SK: I had never been to Winnipeg before. I spent a lot of time in Canada filming commercials and different things, so I came to Winnipeg by chance, and I had such a great time there. First of all, I felt such a real connection to all the people who really loved Paul Williams.
In the film, I interview a lot of people in Winnipeg and interviewing the people there, it was the first day I had ever shot on the film. At that point, I didn't know if it was going to be a film or... nothing.
But talking to people about this connection to Paul really convinced me that this could be a film and it also convinced me that I didn't need to interview famous people about what Paul Williams meant to them, like they do in other documentaries. I realized that Paul's real connection was just with regular people. So I got all of that out of Winnipeg.
In fact, I had hoped to open the film in Winnipeg. I had always dreamed that if I finished the film, then I would be bringing it back to Winnipeg with great fanfare. But given the financial realities of making documentaries, that really wasn't in the cards for us. But it means everything to me for the film to be playing in Winnipeg.
FP: In other hands, Phantompalooza was the kind of event that could have easily been mocked, but you didn't go there.
SK: I think anyone who would mock what happened at Phantompalooza, it would be their loss, because it was really beautiful, what happened there. People coming out just to show love for the film, and the cast, and that part of their lives they spent in a theatre watching Phantom, I honestly felt the experience to be very moving.
FP: When you ask an insensitively phrased question or you make a bad judgment call during an interview, Williams will call you on it. You actually include those moments in the film when it would have been easy to edit them out. Why?
SK: My desire was to make a very honest film. Although many people in the documentary community disagree, I feel that everyone knows there are microphones and cameras, and everyone knows there are people behind the scenes, and it was my desire to not hide any of that.
In addition, I felt that the best way to understand the relationship between me and Paul was not to sugarcoat it and not to hide things about it, but to show when he got ticked off at me, because I think it said a lot about how we came to trust each other.

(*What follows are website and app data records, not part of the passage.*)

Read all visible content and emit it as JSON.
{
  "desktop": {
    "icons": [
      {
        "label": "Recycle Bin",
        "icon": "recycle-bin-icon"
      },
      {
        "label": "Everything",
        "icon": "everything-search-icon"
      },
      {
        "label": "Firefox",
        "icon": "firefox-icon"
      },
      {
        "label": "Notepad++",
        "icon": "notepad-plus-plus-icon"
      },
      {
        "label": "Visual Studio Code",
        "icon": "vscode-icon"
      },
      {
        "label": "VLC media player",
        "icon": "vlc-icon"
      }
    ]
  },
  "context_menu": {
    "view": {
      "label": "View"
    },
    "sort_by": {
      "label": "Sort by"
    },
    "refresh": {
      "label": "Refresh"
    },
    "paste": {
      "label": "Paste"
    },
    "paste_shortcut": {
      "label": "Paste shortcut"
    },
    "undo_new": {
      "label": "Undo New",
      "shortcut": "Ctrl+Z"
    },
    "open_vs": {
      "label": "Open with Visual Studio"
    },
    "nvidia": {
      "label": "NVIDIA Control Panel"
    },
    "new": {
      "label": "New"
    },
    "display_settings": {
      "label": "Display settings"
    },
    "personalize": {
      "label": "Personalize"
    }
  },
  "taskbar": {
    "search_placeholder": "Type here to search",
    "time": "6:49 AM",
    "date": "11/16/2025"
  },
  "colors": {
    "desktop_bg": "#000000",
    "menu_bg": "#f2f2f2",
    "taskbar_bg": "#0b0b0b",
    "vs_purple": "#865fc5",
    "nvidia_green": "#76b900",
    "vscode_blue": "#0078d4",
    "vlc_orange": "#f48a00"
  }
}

Also, looking at the footage with my editor David Zieff, he started saying to me, "Look at how he's angry at you here. Look at how you two are fighting here. This stuff is the best stuff we have." So that's how a lot of that came to be in the movie.
FP: It is a movie that is almost as much about you as it is about Williams. Your relationship goes through various iterations: pop star/fan, master/pupil and finally friendship. How would you define the relationship now?
SK: When I started the film, I had no expectations of what Paul was going to be or what he was going to be like. I've worked with a lot of celebrities and sometimes it's thrilling and sometimes it's a huge disappointment. But when I met Paul, I saw something in him that connected me to the guy I saw on television. I saw a humility and an honesty in him. So I observed that about him and that's why I wanted to keep filming.
Now, we're friends with all the complexity of a friendship. Sometimes we get along great and sometimes we want to kill each other. And I have to say that's a real accomplishment.
The film is about Paul, but it's just as much about happiness and understanding what you need to make you happy in life, versus what you think you need to make you happy in life. To me, that's what it's about.
Stephen Kessler will participate in a Q&A via Skype after the screening of Paul Williams Still Alive on Saturday, March 23.